The Tent Show at the Cast-at-the-Circle Theatre
Teshuvah, Return at the Tamarind Theatre
Texarkana Waltz at the Los Angeles Playhouse
They Shoot Mexicans, Don't They?, About Productions at the Luckman Intimate Theatre
This Lime Tree Bower at Gardner Stages
Tirade for Three and The Definite Child, Oxblood at Glaxa Studios
Tongue of a Bird at the Mark Taper Forum
Topdog/Underdog at the Mark Taper Forum
Tougher Than Grace at King King Club
Translations at the Actors' Co-op
The Triumph of Love at Hollyhock House
True Story at the Coronet Theatre
Twelfth Night at Actors' Co-op
Twelfth Night at Company Rep
Twelfth Night, Shakespeare LA at Pershing Square
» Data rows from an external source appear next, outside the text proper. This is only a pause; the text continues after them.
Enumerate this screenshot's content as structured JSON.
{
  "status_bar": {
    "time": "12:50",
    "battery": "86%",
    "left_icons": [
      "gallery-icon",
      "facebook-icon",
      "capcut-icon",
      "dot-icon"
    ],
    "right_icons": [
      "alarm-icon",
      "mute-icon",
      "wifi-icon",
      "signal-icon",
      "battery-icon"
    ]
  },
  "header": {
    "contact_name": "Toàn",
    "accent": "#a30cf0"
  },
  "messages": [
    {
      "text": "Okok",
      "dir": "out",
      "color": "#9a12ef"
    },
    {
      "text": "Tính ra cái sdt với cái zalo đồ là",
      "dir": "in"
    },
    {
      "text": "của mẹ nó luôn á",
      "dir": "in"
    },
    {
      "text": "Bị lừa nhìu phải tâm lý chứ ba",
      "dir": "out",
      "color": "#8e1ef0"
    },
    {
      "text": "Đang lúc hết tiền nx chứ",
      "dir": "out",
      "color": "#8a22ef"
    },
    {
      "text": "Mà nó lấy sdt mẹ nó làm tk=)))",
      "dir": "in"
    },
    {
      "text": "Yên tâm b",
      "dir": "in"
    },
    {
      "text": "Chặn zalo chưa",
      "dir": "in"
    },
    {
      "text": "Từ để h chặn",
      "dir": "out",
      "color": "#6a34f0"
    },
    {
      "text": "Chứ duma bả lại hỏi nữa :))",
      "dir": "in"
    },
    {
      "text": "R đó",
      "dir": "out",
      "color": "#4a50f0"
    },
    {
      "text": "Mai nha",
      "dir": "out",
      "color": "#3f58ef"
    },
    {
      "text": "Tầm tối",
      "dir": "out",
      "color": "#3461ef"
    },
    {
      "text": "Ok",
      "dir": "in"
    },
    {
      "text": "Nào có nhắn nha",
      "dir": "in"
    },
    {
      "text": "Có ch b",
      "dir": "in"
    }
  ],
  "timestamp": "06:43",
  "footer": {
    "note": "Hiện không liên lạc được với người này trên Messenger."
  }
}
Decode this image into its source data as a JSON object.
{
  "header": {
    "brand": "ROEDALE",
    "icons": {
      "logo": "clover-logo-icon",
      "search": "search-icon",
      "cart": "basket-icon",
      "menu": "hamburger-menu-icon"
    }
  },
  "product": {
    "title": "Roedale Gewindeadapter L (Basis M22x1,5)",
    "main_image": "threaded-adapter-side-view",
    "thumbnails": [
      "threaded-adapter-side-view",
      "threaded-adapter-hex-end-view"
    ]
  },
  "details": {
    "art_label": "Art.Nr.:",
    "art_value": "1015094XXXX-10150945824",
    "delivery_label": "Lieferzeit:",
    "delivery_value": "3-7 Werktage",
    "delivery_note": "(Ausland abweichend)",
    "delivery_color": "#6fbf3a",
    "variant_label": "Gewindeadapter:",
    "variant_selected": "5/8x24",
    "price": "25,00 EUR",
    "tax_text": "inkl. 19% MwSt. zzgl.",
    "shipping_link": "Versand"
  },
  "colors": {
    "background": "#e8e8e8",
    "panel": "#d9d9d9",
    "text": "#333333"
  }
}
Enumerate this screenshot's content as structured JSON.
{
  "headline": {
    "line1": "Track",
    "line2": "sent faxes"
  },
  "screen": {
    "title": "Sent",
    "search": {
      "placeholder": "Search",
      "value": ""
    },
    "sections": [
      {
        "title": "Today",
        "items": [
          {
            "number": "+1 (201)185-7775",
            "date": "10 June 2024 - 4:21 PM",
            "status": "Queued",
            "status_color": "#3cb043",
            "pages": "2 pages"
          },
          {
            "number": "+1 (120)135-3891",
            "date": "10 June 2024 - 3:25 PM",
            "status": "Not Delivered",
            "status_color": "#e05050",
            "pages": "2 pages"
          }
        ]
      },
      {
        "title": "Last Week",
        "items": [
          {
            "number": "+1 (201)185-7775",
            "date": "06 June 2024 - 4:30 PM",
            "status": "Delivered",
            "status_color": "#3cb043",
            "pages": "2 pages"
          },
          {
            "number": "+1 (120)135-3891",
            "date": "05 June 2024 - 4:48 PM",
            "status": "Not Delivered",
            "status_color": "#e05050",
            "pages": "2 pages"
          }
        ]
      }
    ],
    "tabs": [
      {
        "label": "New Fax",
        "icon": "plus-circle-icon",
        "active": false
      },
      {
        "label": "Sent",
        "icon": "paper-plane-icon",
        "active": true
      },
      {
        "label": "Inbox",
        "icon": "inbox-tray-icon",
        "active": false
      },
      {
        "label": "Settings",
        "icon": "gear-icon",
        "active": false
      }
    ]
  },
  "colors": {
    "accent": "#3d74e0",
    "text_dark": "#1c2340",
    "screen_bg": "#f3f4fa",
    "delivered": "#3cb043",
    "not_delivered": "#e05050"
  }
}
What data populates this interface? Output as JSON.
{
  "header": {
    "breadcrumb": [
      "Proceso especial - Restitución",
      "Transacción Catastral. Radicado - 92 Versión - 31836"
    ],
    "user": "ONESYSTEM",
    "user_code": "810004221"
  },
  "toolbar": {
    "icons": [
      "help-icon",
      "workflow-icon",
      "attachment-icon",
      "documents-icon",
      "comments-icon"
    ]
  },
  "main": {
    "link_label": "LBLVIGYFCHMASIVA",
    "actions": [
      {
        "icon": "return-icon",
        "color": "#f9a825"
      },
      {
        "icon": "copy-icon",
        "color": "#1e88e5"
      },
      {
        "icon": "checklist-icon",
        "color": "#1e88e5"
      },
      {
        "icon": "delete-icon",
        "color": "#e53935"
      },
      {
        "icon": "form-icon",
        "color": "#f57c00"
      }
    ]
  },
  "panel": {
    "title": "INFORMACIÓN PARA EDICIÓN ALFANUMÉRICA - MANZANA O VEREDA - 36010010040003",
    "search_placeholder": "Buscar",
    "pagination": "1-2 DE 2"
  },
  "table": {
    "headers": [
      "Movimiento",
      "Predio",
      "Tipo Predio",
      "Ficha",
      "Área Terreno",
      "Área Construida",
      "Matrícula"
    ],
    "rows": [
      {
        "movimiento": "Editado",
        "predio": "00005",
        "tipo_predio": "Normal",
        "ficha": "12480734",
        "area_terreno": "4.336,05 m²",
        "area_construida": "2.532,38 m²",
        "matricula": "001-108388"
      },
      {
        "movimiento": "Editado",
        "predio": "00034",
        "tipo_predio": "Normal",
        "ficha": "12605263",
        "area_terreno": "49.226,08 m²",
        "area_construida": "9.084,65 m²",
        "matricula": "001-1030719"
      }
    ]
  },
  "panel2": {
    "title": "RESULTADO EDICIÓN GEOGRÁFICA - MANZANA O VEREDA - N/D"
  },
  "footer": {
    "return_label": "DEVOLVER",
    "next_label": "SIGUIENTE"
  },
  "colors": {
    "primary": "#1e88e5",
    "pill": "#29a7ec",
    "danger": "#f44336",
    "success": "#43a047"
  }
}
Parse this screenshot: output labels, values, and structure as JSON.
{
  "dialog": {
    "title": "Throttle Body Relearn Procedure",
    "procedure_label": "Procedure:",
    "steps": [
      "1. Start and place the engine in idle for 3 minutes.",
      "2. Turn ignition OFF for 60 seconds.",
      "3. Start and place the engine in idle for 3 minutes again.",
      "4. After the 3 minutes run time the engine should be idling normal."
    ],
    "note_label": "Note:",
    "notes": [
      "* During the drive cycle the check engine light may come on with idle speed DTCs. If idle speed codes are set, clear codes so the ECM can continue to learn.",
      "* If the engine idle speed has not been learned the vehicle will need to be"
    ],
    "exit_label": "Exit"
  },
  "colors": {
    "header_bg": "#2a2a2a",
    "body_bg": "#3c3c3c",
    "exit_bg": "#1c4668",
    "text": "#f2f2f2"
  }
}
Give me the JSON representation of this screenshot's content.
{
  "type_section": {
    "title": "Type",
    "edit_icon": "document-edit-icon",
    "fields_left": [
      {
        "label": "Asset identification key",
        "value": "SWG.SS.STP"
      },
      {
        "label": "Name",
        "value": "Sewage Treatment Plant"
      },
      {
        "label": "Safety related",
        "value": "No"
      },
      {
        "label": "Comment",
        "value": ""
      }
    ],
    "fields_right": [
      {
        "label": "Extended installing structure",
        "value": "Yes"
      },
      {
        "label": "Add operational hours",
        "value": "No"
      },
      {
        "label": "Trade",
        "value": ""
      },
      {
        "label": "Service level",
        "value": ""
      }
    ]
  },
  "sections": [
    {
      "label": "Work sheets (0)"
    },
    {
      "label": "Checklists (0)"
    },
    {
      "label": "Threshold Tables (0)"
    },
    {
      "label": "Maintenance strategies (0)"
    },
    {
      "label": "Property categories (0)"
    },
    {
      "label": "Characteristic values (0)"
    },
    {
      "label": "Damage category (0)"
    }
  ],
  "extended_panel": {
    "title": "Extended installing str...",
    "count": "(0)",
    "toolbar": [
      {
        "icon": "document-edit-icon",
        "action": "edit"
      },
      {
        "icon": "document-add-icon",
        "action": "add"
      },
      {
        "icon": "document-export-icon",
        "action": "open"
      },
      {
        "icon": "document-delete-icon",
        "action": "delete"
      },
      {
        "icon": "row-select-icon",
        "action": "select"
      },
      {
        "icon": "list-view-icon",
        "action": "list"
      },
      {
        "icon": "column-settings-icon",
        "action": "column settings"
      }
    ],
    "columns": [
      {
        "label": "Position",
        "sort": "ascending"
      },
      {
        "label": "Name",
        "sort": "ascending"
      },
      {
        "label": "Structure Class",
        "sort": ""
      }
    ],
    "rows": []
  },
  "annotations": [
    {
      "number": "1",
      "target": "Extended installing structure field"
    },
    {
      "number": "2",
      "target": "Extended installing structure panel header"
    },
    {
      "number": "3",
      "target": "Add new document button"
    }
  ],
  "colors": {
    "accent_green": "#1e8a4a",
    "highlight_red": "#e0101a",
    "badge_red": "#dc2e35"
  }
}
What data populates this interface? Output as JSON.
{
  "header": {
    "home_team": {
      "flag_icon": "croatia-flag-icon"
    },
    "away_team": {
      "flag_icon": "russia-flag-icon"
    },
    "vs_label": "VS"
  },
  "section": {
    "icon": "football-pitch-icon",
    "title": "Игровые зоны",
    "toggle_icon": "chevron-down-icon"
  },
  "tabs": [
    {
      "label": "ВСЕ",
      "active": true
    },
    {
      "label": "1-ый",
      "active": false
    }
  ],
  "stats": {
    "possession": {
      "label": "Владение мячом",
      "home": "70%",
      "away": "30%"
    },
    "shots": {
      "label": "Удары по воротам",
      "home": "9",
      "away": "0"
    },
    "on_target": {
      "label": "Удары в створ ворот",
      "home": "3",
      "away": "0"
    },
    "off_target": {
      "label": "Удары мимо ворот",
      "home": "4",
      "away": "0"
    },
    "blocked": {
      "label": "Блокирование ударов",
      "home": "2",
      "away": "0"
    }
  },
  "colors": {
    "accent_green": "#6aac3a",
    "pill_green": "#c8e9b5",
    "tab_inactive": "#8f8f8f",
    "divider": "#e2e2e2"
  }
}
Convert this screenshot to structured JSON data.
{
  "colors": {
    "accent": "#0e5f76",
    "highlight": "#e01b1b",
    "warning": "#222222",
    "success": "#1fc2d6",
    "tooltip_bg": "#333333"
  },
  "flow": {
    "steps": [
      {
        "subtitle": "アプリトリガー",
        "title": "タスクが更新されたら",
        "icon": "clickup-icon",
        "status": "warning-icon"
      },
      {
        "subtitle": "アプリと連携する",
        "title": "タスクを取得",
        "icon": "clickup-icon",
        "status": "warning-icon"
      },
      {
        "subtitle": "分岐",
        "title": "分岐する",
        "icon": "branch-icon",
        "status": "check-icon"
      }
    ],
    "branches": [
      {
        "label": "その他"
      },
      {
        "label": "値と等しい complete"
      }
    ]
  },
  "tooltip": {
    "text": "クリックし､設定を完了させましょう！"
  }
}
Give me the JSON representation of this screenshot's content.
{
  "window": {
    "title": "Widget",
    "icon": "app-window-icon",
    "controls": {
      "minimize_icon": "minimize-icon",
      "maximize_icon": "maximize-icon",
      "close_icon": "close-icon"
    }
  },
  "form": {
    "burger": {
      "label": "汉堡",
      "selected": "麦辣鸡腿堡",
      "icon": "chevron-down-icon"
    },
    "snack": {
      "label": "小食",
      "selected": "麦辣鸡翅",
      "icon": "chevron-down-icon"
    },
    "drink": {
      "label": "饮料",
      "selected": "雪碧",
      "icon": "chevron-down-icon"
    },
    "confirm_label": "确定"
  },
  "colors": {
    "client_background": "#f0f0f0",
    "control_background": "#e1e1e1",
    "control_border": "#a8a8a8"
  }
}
Two Gentlemen of Verona, Independent Shakespeare Company at Hollyhock House
Under the Moon at the American Renegade Theatre
Venus in Orange at the Victory Theatre
Waiting for Lefty at the Downtown Playhouse
Waving Goodbye, Syzygy Theatre Company at the Los Angeles Theatre Center
Western Big Sky at the Met Theatre
What Are You, Deaf? at Company Rep
What the Butler Saw, Theater Banshee at the Gene Bua Theatre
What the Night Is For at the Laguna Playhouse
The Who's Tommy at the Universal Amphitheatre
Who's Afraid of Uta Hagen? at the Haunted Studios
A Woman's Worth at the Orpheum Theatre
Women of Manhattan at the Little Victory Theatre
Wonder of the World at West Coast Ensemble
Yellow Flesh/Alabaster Rose at Theatre of NOTE
Yes Is for a Very Young Man at the Interact Theatre
Yield of the Long Bond at the Matrix Theatre
You Can't Take It With You at the Geffen Playhouse
Yours, Lulu: Broadway to Berlin at Theater/Theatre
Zones, Cornerstone Theater Company at the Vedanta Society

The Producers